Here’s a riddle for you: What do stone cutters and irrevocable trusts have in common?
Answer: the phrase “carved in stone.”
Ok, like most Dad jokes, that riddle’s not funny, but the punchline is true. When it comes to chipping and shaping a block of stone or the requirements behind an irrevocable trust, neither one can be changed once it’s been executed.
(Well, that’s not exactly true—irrevocable trusts can be changed, but it’s incredibly hard to do. More on that later.)
An irrevocable trust is different from the one that most people use, which is a revocable one (that means the trustor can revoke or cancel it); and the assets you decide to transfer into an irrevocable trust won’t be under your control anymore.
Why would anyone ever want to do that? If this kind of trust is set in stone, why would you ever willingly give up flexibility and control to let someone else manage your assets?
It may not seem to make much sense to most people, but having an irrevocable trust can actually be useful for two basic reasons: tax benefits and asset protection.
If you happen to have a very large estate—one that exceeds the $12.9 million exemption for individuals and $25.8 million for couples—you are liable to take a very large hit in the form of an estate tax as high as 40%.
But when you transfer your assets into an irrevocable trust and surrender all decision-making rights and control to a third-party trustee, you’re able to dodge that hit: The assets get removed from your taxable estate.
That still might not make sense to many people, but if you happen to work in a profession that has a tendency to involve lawsuits—as a doctor, for example, or a licensed contractor—this type of trust offers a way to shield your assets from the reach of any creditors and claims.
(Beware: There are still some pitfalls in using an irrevocable trust this way because a court can still decide that you unjustly moved funds into this trust because you were expecting a lawsuit.)
By their nature, irrevocable trusts are extremely limited and inflexible. Once the assets get transferred into the trust, the trustor can’t change the terms.
Even if there’s a big financial crisis in the future and the trustor could really use those assets to get out of trouble, he or she can’t regain control of the trust in order to access them again.

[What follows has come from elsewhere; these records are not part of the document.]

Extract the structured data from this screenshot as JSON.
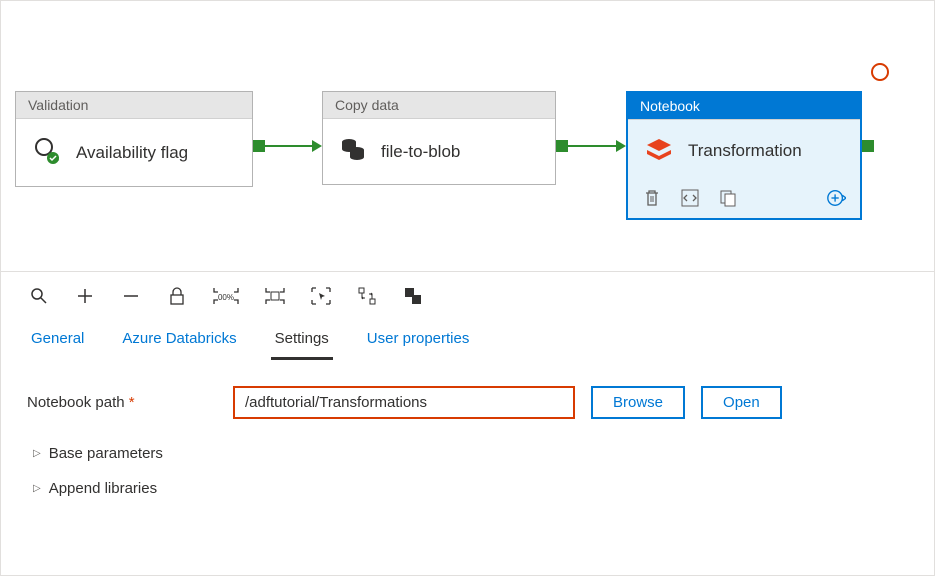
{
  "canvas": {
    "activities": {
      "validation": {
        "header": "Validation",
        "name": "Availability flag"
      },
      "copy": {
        "header": "Copy data",
        "name": "file-to-blob"
      },
      "notebook": {
        "header": "Notebook",
        "name": "Transformation"
      }
    }
  },
  "tabs": {
    "general": "General",
    "azure_databricks": "Azure Databricks",
    "settings": "Settings",
    "user_properties": "User properties"
  },
  "settings": {
    "notebook_path_label": "Notebook path",
    "notebook_path_value": "/adftutorial/Transformations",
    "browse": "Browse",
    "open": "Open",
    "base_parameters": "Base parameters",
    "append_libraries": "Append libraries"
  },
  "toolbar": {
    "zoom_label": "00%"
  }
}
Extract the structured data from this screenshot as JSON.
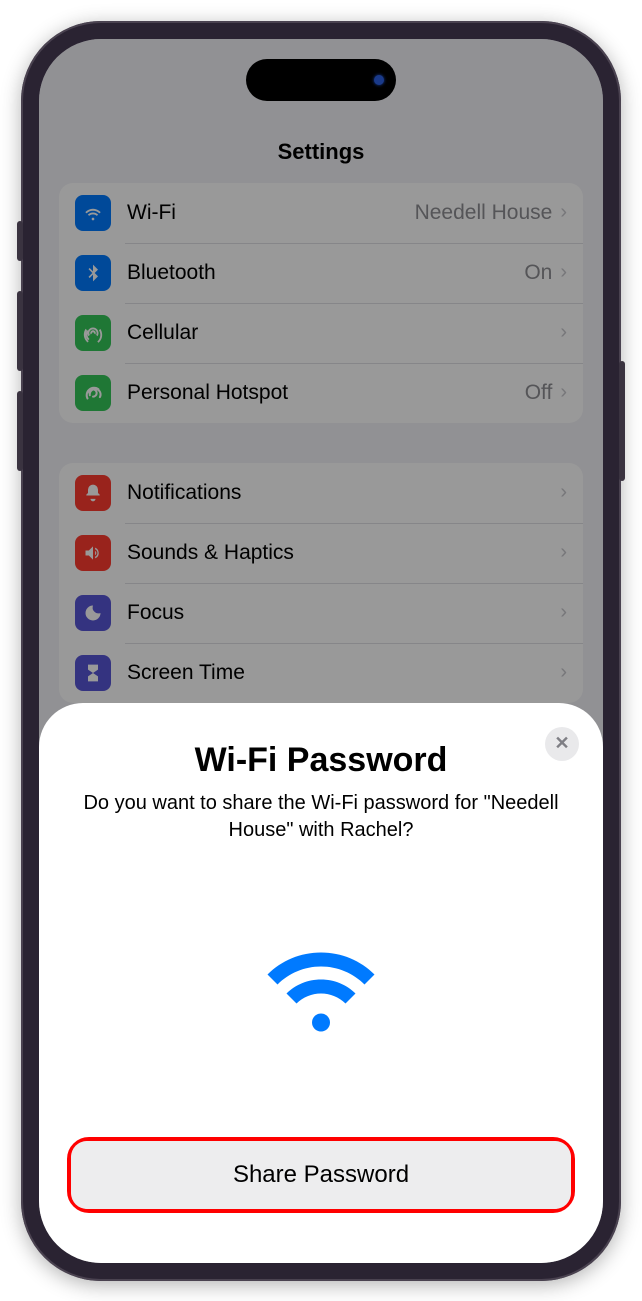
{
  "header": {
    "title": "Settings"
  },
  "group1": [
    {
      "icon": "wifi",
      "color": "icon-blue",
      "label": "Wi-Fi",
      "value": "Needell House"
    },
    {
      "icon": "bluetooth",
      "color": "icon-blue",
      "label": "Bluetooth",
      "value": "On"
    },
    {
      "icon": "cellular",
      "color": "icon-green",
      "label": "Cellular",
      "value": ""
    },
    {
      "icon": "hotspot",
      "color": "icon-green",
      "label": "Personal Hotspot",
      "value": "Off"
    }
  ],
  "group2": [
    {
      "icon": "bell",
      "color": "icon-red",
      "label": "Notifications",
      "value": ""
    },
    {
      "icon": "speaker",
      "color": "icon-red",
      "label": "Sounds & Haptics",
      "value": ""
    },
    {
      "icon": "moon",
      "color": "icon-purple",
      "label": "Focus",
      "value": ""
    },
    {
      "icon": "hourglass",
      "color": "icon-purple",
      "label": "Screen Time",
      "value": ""
    }
  ],
  "sheet": {
    "title": "Wi-Fi Password",
    "subtitle": "Do you want to share the Wi-Fi password for \"Needell House\" with Rachel?",
    "button": "Share Password"
  }
}
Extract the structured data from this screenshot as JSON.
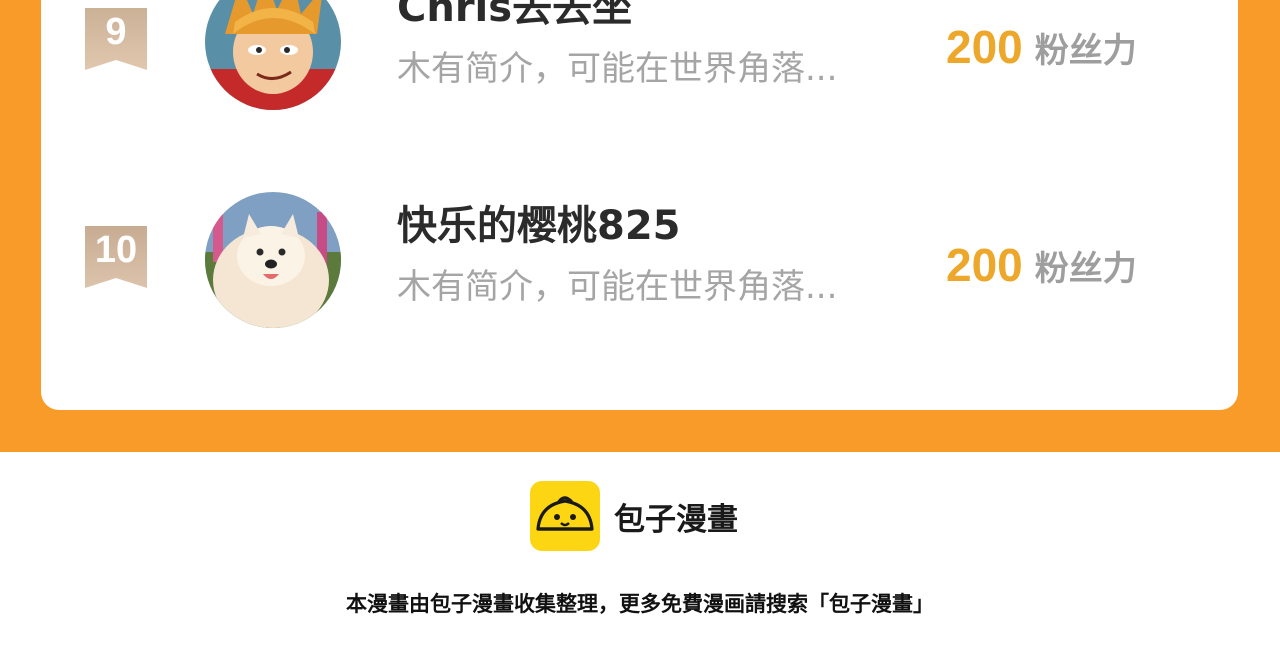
{
  "ranking": {
    "rows": [
      {
        "rank": "9",
        "username": "Chris去去坐",
        "bio": "木有简介，可能在世界角落...",
        "fans_count": "200",
        "fans_label": "粉丝力"
      },
      {
        "rank": "10",
        "username": "快乐的樱桃825",
        "bio": "木有简介，可能在世界角落...",
        "fans_count": "200",
        "fans_label": "粉丝力"
      }
    ]
  },
  "brand": {
    "name": "包子漫畫",
    "logo_icon": "bun-mascot-icon"
  },
  "footer": {
    "note": "本漫畫由包子漫畫收集整理，更多免費漫画請搜索「包子漫畫」"
  },
  "colors": {
    "frame_orange": "#f99b29",
    "fans_count": "#eda72a",
    "badge_tan": "#c9aa8e",
    "logo_yellow": "#fcd513"
  }
}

That also applies to the trust’s list of beneficiaries. Five years from now, if the trustor has an argument with a beneficiary included in the trust and wants to remove him as a beneficiary, the trustor can’t. That person can be as annoying and frustrating as they want, and they’ll still get whatever assets they’re supposed to get as outlined in the trust.
Can an irrevocable trust ever be amended?
Despite what it says above, though, there are some special circumstances—very special ones—under which an irrevocable trust can be changed. The process is not easy or automatic. In fact, it requires the support of a lawyer like Christopher B. Johnson and his team to work with the trustor on his or her proposed changes.
Any person who is named in the trust—as an heir or a beneficiary, for example—must agree to any modifications that the trustor wants to make. If everyone unanimously approves the trust’s amendment, this can be done without the court’s approval.
But if any beneficiaries disagree with the changes—especially if it affects their share of the assets—then the trustor has to petition the court for help in modifying (or even terminating) the trust. Once the court gets involved, the process will involve delays, and even the outcome may be uncertain.
This whole process also runs the risk of being drawn out if some of the trust’s heirs, dismayed at the proposed changes, decide to file challenges—and there are even more complications involved if the trustor included a charity or several charities among the list of beneficiaries (which is the case with a charitable remainder trust).
That is why it’s crucial to enlist the help of an experienced probate attorney like Christopher B. Johnson.
Johnson and his team will help you navigate the potential hazards and questions involved whenever an irrevocable—or revocable—trust is involved. Contact his offices now for a free consultation.